There won’t be a Bitcoin ETF anytime soon. Jay Clayton, Chairman of the Securities and Exchange Commission, made that clear when he told a packed audience of crypto investors to collectively “Get your act together.”
During his appearance at CoinDesk’s Consensus: Invest conference, Clayton noted the many legal obstacles facing a potential Bitcoin ETF, including the dangers of thefts, fraud, and market manipulation. These issues “need to be addressed before I would be comfortable” with a Bitcoin ETF, he said.
The news that the SEC will continue denying Bitcoin ETFs, as it has done several times in the past few months, would ordinarily have a chilling effect on cryptocurrency markets. But shortly after Clayton’s remarks, markets began to rise.
While it’s not easy to explain the waves in the crypto market, among high-powered investors the speech is evidence of rationality coming to the space.

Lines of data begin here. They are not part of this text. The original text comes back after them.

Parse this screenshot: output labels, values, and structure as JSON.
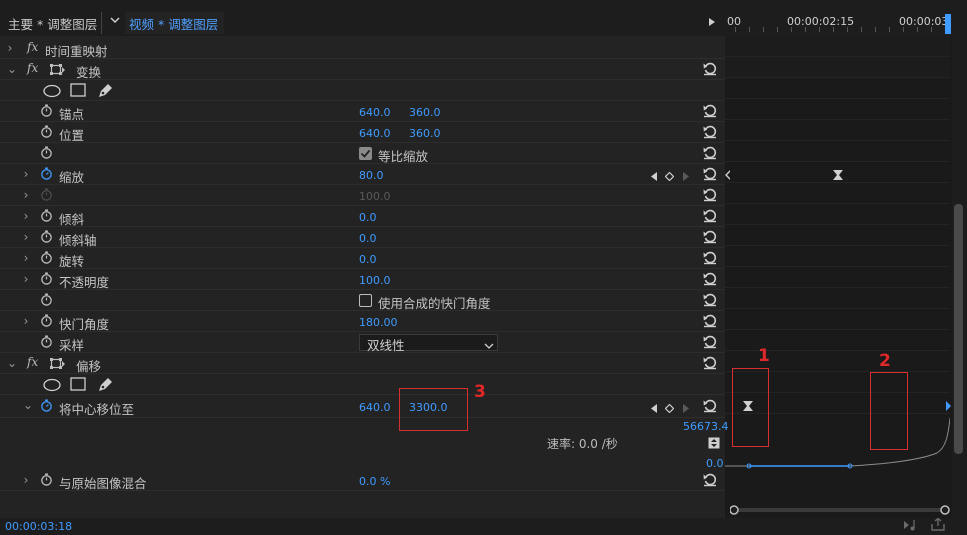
{
  "header": {
    "master_tab": "主要 * 调整图层",
    "sequence_tab": "视频 * 调整图层"
  },
  "timeline": {
    "time_start": "00",
    "time_mid": "00:00:02:15",
    "time_end": "00:00:03"
  },
  "effects": {
    "time_remap": "时间重映射",
    "transform": {
      "label": "变换",
      "anchor": {
        "label": "锚点",
        "x": "640.0",
        "y": "360.0"
      },
      "position": {
        "label": "位置",
        "x": "640.0",
        "y": "360.0"
      },
      "uniform_scale": "等比缩放",
      "scale": {
        "label": "缩放",
        "value": "80.0"
      },
      "scale_width": {
        "value": "100.0"
      },
      "skew": {
        "label": "倾斜",
        "value": "0.0"
      },
      "skew_axis": {
        "label": "倾斜轴",
        "value": "0.0"
      },
      "rotation": {
        "label": "旋转",
        "value": "0.0"
      },
      "opacity": {
        "label": "不透明度",
        "value": "100.0"
      },
      "use_comp_shutter": "使用合成的快门角度",
      "shutter_angle": {
        "label": "快门角度",
        "value": "180.00"
      },
      "sampling": {
        "label": "采样",
        "value": "双线性"
      }
    },
    "offset": {
      "label": "偏移",
      "shift_center": {
        "label": "将中心移位至",
        "x": "640.0",
        "y": "3300.0"
      },
      "graph_max": "56673.4",
      "graph_min": "0.0",
      "velocity_label": "速率: 0.0 /秒",
      "blend": {
        "label": "与原始图像混合",
        "value": "0.0 %"
      }
    }
  },
  "annotations": {
    "one": "1",
    "two": "2",
    "three": "3"
  },
  "footer": {
    "timecode": "00:00:03:18"
  },
  "colors": {
    "accent": "#3f9bff",
    "annotation": "#d63030",
    "panel": "#232323"
  }
}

Among serious traders, there is a sense that ETF expectations have been blown out of proportion. According to David Thomas, Director at GlobalBlock, while an ETF approval would be good news, it would probably not result in the kind of price action day-traders are hoping for.
“There will undoubtedly be positives to come out of an ETF for the wider market in terms of investment,” Thomas said in an email. “However- I am slightly more reticent to think that the effect will be as ground-breaking as some predict.”
Indeed, the hype for crypto ETF’s appears to be exaggerated. “Crypto investors have been excited by the prospect of a Bitcoin ETF for a very long time now,” Mati Greenspan, eToro’s Senior Analyst, told Crypto Briefing. “I think it’s less important [for short term prices] than most people think.”
Greenspan noted the previous, such as CBOE futures, where the headline did not make the news. “Remember how they shot down the Winklevoss ETF last year and the market rallied hard? Within a week it was forgotten completely.”
While an ETF approval would have many long-term positive effects, Greenspan doubted that it would cause any bull runs. “As we’ve seen in the past any specific decision to approve or not approve such financial assets has not had any lasting affect on the market.”
Do Better Laws Make Better Markets?
Legal experts say that the added clarity is likely to reduce gambling but reward long-term investment.
“If you understand Clayton’s comments that these markets can be manipulated, then the conclusion is that no reliable, predictable floor exists,” said Arnold Spencer, General Counsel at Coinsource. “Speculators have very short attention spans. They may have focused on ETF scenarios last week, but they will focus on something completely different next week.”
Clayton’s comments were “very consistent with the themes he has been telegraphing all year,” Spencer noted, adding that the SEC is likely to crack down in enforcement actions.
“But long term, this is very bullish,” he added:
Banks, stocks, commodities, ATMs, credit cards all blossomed when they were regulated and trusted.The SEC is starting to act, laying out a path for ETF approval and going after non-compliant companies. That is a path to widespread public adoption.
That might come as a let down to short-term speculators, but will likely reassure long-term investors.
For those who measure their investments in years rather than days, the emphasis on setting and enforcing rules is likely to be seen as a net positive for market development.
Paddy Baker contributed original reporting.
The author owns Bitcoin and other digital assets.